Proper time-wasters do have face-to-face meetings, anyway. It's another excuse to waste time walking around the office asking people if they've got any spare paper clips or if they've seen the email with the chimp on the bike.

Luckily for me, being a reporter involves a huge amount of perfectly legitimate time-wasting in the form of 'research'.

A shiver runs down my spine when I remember the bad old days before the internet when I was a rookie reporter and we had to research our stories by talking to real people on the telephone and looking at those dusty things that live on shelves – books, I think they used to call them in the olden days.

Back then, writing a story really did involve an incredible amount of work and a great deal of hovering over fax machines waiting for people to send you an illegible pieces of hastily photocopied paper which required World War Two code-crackers to decipher.

These days, all you need to do is type a few words into a search engine and you'll find 1,903,671 websites packed full of pertinent information in addition to a further 2,098,632 websites packed with useless information which you 'need' to trawl through on the grounds of accuracy.

For example; if I'm going to be interviewing someone suffering from an unusual, or complicated, or plain revolting illness, I need to know as much about it as possible before I start knocking on their door so that I don't appear to be as stupid as I actually am.

I also need to know if I've got a chance of catching said illness and whether I need to knock on the door wearing surgical scrubs and a diving helmet. Additionally, I find it also helps if I've Googled 'Damian Lewis naked' before I conduct an interview, just to see if anything useful pops up, as it were.

Anyway, if researchers publish a scientific study saying that slacking at work makes us stressed and unhappy, it can't be long before we can be signed off on the sick because doing practically nothing at work has left us too depressed to leave the sofa.

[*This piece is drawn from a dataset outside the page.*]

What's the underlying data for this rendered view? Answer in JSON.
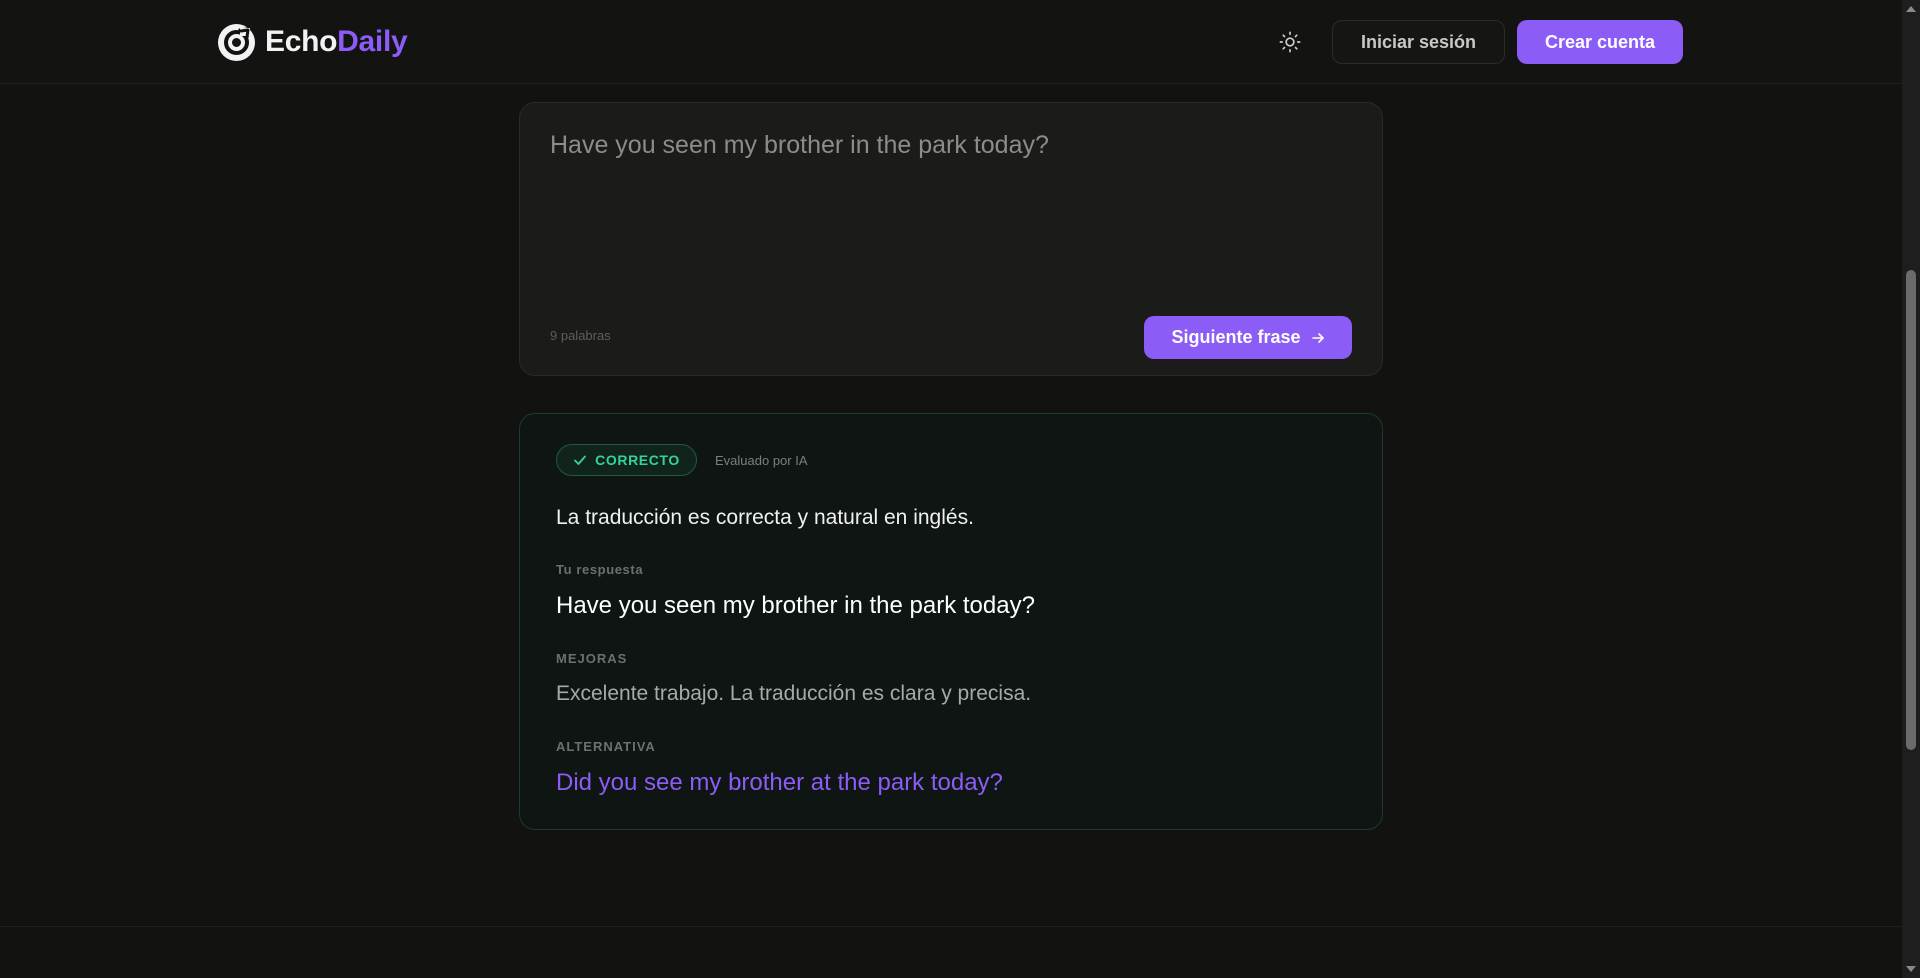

That way, we truly will be being paid for doing nothing and matters will have come full circle.